═══ AVAILABLE DATA ═══

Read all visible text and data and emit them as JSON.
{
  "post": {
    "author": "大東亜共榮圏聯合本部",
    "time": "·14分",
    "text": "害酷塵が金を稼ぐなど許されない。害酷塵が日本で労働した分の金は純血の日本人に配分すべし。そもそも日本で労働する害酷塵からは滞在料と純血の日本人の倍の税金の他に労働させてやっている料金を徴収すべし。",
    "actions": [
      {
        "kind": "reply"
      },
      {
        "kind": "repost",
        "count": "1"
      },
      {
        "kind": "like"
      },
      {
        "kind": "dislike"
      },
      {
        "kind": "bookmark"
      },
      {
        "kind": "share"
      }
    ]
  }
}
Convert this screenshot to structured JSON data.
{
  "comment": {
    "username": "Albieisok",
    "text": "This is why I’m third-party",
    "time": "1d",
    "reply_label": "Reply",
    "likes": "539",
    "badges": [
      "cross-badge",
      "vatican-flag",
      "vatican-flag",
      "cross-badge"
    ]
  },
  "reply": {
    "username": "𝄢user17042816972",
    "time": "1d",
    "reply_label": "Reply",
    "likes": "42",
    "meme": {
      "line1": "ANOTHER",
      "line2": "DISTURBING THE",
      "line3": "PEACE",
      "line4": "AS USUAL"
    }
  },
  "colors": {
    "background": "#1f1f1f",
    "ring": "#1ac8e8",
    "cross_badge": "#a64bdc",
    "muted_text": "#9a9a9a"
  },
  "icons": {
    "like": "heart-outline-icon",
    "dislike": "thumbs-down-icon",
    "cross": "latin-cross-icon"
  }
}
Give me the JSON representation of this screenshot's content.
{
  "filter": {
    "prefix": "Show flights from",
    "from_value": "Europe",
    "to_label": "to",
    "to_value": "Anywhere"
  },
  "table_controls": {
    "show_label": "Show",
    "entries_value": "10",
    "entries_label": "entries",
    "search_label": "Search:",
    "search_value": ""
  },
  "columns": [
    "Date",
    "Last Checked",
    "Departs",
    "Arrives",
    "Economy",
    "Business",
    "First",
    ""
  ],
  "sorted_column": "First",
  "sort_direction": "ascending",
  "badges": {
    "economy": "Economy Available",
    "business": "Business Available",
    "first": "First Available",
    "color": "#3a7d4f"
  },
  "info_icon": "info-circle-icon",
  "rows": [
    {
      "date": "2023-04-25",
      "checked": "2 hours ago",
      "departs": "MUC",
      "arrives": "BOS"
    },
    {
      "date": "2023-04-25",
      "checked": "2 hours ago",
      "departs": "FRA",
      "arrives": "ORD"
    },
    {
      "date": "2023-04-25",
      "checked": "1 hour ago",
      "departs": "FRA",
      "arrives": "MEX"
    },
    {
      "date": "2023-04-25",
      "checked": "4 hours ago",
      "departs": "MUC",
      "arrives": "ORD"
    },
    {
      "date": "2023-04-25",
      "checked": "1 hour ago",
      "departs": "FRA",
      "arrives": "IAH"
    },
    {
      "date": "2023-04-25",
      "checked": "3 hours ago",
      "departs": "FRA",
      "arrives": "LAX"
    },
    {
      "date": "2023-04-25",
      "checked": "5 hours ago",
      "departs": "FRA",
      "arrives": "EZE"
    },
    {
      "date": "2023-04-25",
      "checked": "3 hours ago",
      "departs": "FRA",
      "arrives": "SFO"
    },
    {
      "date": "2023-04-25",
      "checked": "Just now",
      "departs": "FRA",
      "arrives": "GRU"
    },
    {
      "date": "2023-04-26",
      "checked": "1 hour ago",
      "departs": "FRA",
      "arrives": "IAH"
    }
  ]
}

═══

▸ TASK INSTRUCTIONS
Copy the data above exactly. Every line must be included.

▸ FINISHED TASK
Read all visible text and data and emit them as JSON.
{
  "post": {
    "author": "大東亜共榮圏聯合本部",
    "time": "·14分",
    "text": "害酷塵が金を稼ぐなど許されない。害酷塵が日本で労働した分の金は純血の日本人に配分すべし。そもそも日本で労働する害酷塵からは滞在料と純血の日本人の倍の税金の他に労働させてやっている料金を徴収すべし。",
    "actions": [
      {
        "kind": "reply"
      },
      {
        "kind": "repost",
        "count": "1"
      },
      {
        "kind": "like"
      },
      {
        "kind": "dislike"
      },
      {
        "kind": "bookmark"
      },
      {
        "kind": "share"
      }
    ]
  }
}
Convert this screenshot to structured JSON data.
{
  "comment": {
    "username": "Albieisok",
    "text": "This is why I’m third-party",
    "time": "1d",
    "reply_label": "Reply",
    "likes": "539",
    "badges": [
      "cross-badge",
      "vatican-flag",
      "vatican-flag",
      "cross-badge"
    ]
  },
  "reply": {
    "username": "𝄢user17042816972",
    "time": "1d",
    "reply_label": "Reply",
    "likes": "42",
    "meme": {
      "line1": "ANOTHER",
      "line2": "DISTURBING THE",
      "line3": "PEACE",
      "line4": "AS USUAL"
    }
  },
  "colors": {
    "background": "#1f1f1f",
    "ring": "#1ac8e8",
    "cross_badge": "#a64bdc",
    "muted_text": "#9a9a9a"
  },
  "icons": {
    "like": "heart-outline-icon",
    "dislike": "thumbs-down-icon",
    "cross": "latin-cross-icon"
  }
}
Give me the JSON representation of this screenshot's content.
{
  "filter": {
    "prefix": "Show flights from",
    "from_value": "Europe",
    "to_label": "to",
    "to_value": "Anywhere"
  },
  "table_controls": {
    "show_label": "Show",
    "entries_value": "10",
    "entries_label": "entries",
    "search_label": "Search:",
    "search_value": ""
  },
  "columns": [
    "Date",
    "Last Checked",
    "Departs",
    "Arrives",
    "Economy",
    "Business",
    "First",
    ""
  ],
  "sorted_column": "First",
  "sort_direction": "ascending",
  "badges": {
    "economy": "Economy Available",
    "business": "Business Available",
    "first": "First Available",
    "color": "#3a7d4f"
  },
  "info_icon": "info-circle-icon",
  "rows": [
    {
      "date": "2023-04-25",
      "checked": "2 hours ago",
      "departs": "MUC",
      "arrives": "BOS"
    },
    {
      "date": "2023-04-25",
      "checked": "2 hours ago",
      "departs": "FRA",
      "arrives": "ORD"
    },
    {
      "date": "2023-04-25",
      "checked": "1 hour ago",
      "departs": "FRA",
      "arrives": "MEX"
    },
    {
      "date": "2023-04-25",
      "checked": "4 hours ago",
      "departs": "MUC",
      "arrives": "ORD"
    },
    {
      "date": "2023-04-25",
      "checked": "1 hour ago",
      "departs": "FRA",
      "arrives": "IAH"
    },
    {
      "date": "2023-04-25",
      "checked": "3 hours ago",
      "departs": "FRA",
      "arrives": "LAX"
    },
    {
      "date": "2023-04-25",
      "checked": "5 hours ago",
      "departs": "FRA",
      "arrives": "EZE"
    },
    {
      "date": "2023-04-25",
      "checked": "3 hours ago",
      "departs": "FRA",
      "arrives": "SFO"
    },
    {
      "date": "2023-04-25",
      "checked": "Just now",
      "departs": "FRA",
      "arrives": "GRU"
    },
    {
      "date": "2023-04-26",
      "checked": "1 hour ago",
      "departs": "FRA",
      "arrives": "IAH"
    }
  ]
}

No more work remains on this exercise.